Do Immigrant Enclaves Protect Against Harmful Health Behaviors?
Theresa L. Osypuk, Northeastern University
Ana Diez Roux, University of Michigan
Craig Hadley, Emory University
Namratha Kandula, Northwestern University
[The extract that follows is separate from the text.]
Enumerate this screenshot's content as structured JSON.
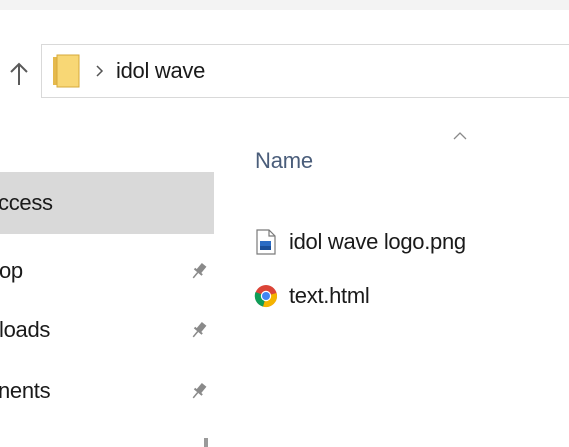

Prior studies suggest that the context of immigrant enclaves may benefit health. Using data from the Multiethnic Study of Atherosclerosis, we examined whether Hispanic and Chinese Americans (n=1922) living in immigrant enclaves exhibited better or worse health behaviors (smoking, diet, physical activity) than those in neighborhoods with fewer immigrants. Neighborhood enclaves (census tracts) were defined based on the percent of foreign-born from Latin-America, and separately, from China. After adjustment for age, gender, income, education, nativity, and neighborhood poverty, living in a tract with higher proportion foreign-born was associated with lower consumption of high-fat foods in Hispanics and Chinese (P-trend across foreign-born quartiles <0.001 in Hispanics and 0.01 in Chinese), but with being less physically active among Hispanics (P-trend 0.01). No consistent associations were observed for smoking. Residents in immigrant enclaves reported better healthy food availability, but worse safety and social environment. Residence in an immigrant-enclave may not be monolithically beneficial.